As the author of a YA series, The Circle of Friends, I want to inspire and uplift. It is important that I also balance this message with realistic storylines and interesting characters. I find this possible without delving into the negative and salacious or creating a preachy tale. By instilling some values into my characters, I am able to portray healthy relationship dynamics and struggles with positive outcomes.

Enough negative resides in the world without dumping even more into the minds of young people. Controversy and negative may sell, but as demand for cleaner, more positive books rises, that scenario can change. Through author responsibility, parental involvement, and exposing young adults to the right material, we can send a positive message!

- Author and professional speaker, L. Diane Wolfe http://www.thecircleoffriends.net/ http://www.spunkonastick.net/

9 comments:

L. Diane Wolfe said...

Thank you for hosting me!

L. Diane Wolfe
www.circleoffriendsbooks.blogspot.com
www.spunkonastick.net
www.thecircleoffriends.net

Marvin D. Wilson said...

I'm with you on this excellent article and viewpoint, Diane. They say of the mind, "garbage in, garbage out." YA lit should be instilling values and full of inspirational messages, shaping a generation to come that will go on to do great things.

Unfortunately, kids grow up so fast these days and are jaded at such a young age, many by age 14 are already addicted to sensationalism and graphic depictions of the ugly things of the world. Glad to know you are fighting to stem against the tide.

The Old Silly from Free Spirit Blog

Heidiwriter said...

"With all the negative residing in the world today, young adults need to know there is hope."

I agree wholeheartedly, Diane. And that's what I've tried to do with my book as well. I hope that kids will latch on to books like ours.

Heidi
http://heidiwriterwordpress.com

©DGreer said...

I am so with you on this. Is it really so bad for kids to have a bit less realism, and more good things to read? Maybe even some innocence? I'm not sure I can think of a better gift for a child than protecting them from all the reality in modern life.

Great tour, Diane! Keep us apprised of the next one, you blog book tour devil, you. LOL.

Dani
http://blogbooktours.blogspot.com

L. Diane Wolfe said...

Thanks for the encouragement, everyone! Sometimes I feel as if I'm fighting a losing battle, but I refuse to compromise!

L. Diane Wolfe
www.circleoffriendsbooks.blogspot.com
www.spunkonastick.net
www.thecircleoffriends.net

Charlotte Phillips said...
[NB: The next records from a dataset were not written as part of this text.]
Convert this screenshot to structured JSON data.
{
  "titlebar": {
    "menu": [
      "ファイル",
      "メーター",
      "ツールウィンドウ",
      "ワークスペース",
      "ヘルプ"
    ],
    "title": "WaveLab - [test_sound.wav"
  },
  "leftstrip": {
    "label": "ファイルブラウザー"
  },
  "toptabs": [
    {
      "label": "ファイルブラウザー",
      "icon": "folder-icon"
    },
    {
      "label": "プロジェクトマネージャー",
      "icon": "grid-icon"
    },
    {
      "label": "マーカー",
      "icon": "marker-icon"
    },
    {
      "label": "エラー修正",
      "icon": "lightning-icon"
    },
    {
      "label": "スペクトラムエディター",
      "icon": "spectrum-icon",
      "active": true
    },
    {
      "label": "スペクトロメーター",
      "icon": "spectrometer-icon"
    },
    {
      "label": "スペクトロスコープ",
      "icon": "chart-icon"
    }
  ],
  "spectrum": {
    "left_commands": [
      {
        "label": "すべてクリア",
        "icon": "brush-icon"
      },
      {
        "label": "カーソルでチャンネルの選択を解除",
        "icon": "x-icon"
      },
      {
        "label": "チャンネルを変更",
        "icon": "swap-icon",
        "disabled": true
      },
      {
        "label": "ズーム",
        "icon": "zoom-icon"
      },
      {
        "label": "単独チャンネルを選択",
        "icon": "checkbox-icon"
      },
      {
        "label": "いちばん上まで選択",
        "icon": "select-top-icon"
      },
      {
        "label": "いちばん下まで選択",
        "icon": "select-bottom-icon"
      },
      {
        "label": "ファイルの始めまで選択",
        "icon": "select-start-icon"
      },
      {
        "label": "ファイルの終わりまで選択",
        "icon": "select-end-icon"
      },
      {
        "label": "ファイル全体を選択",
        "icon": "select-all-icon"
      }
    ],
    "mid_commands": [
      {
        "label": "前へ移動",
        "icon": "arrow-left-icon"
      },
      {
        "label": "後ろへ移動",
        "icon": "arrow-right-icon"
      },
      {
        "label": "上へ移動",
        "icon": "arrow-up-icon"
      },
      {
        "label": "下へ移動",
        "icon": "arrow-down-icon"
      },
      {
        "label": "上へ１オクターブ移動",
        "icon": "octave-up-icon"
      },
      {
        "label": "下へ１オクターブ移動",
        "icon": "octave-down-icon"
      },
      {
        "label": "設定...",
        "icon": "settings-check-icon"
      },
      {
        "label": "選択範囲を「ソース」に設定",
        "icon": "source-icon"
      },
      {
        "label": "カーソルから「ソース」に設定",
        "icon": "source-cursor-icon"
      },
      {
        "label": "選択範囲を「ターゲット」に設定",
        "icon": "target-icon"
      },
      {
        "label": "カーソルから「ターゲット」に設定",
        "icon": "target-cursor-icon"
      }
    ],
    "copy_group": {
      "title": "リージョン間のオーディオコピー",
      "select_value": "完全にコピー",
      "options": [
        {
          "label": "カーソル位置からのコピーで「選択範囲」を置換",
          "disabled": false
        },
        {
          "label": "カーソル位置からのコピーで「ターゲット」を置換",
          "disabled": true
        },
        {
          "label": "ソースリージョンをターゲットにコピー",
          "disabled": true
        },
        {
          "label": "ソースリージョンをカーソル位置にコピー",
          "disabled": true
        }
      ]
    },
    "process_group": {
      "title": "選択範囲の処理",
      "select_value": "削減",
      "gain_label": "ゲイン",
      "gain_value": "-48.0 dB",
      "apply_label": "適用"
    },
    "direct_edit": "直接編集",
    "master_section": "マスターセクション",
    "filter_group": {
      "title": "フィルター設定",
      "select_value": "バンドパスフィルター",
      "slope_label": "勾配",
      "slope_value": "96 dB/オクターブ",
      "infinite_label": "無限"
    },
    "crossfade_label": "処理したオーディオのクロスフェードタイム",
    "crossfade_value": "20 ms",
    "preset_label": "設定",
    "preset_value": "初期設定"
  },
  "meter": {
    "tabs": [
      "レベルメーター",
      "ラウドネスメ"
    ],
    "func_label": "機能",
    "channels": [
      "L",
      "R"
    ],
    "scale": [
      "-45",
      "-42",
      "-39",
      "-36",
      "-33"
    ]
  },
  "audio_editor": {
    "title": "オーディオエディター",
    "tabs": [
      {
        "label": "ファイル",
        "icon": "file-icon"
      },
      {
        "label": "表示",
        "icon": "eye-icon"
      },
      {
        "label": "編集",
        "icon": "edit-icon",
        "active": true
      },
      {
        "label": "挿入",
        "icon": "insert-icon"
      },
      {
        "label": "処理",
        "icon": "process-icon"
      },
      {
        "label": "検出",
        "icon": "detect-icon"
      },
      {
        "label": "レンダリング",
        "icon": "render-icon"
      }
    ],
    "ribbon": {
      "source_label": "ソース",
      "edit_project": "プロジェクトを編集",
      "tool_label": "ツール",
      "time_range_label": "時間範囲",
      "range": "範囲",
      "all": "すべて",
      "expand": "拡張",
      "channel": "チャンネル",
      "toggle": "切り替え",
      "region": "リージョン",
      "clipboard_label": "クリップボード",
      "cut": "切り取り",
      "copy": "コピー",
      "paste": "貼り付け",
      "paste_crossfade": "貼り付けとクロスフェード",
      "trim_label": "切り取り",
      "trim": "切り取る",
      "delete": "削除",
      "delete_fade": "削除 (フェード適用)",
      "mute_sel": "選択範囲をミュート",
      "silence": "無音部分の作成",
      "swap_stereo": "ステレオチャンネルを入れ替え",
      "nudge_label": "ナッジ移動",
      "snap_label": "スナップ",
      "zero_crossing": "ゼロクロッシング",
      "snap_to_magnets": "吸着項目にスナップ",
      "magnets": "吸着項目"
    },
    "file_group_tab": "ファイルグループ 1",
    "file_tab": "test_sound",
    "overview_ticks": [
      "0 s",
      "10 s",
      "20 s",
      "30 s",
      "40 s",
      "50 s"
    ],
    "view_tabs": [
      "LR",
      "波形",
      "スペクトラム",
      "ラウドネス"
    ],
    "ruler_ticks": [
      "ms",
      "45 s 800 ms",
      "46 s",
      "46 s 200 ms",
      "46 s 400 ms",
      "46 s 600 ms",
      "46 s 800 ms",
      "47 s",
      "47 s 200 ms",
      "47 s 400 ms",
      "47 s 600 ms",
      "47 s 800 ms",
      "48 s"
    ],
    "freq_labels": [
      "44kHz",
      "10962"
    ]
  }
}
Great stuff - and I agree wholeheartedly. I'm glad to know another healthy choice is now available on those shelves.

Charlotte

orcalover said...

As a father of three kids and the grandfather of a fantastic young lady, I totally agree. That is why all my writing is g rated only. It's also the reason for the Amanda stories and soon Amanda book.

Great post, I'm adding you to my blogroll.

http://unwriter1.wordpress.com

Koala Bear Writer said...

You're on the right track here, Diane!!! I was an avid reader as a teen, and I can think of a couple books that I shouldn't have read. Youth definately need good novels - ones that show them reality, but also show truth, beauty, love, etc. This is a great challenge to us as writers to write novels that will engage and instruct our youth. :)

L. Diane Wolfe said...

Thank you for the blogroll add!

And I read a lot of stuff I shouldn't have read as a teen, such as V.C.Andrews at the age of 13 - not good!

L. Diane Wolfe
www.circleoffriendsbooks.blogspot.com
www.spunkonastick.net
www.thecircleoffriends.net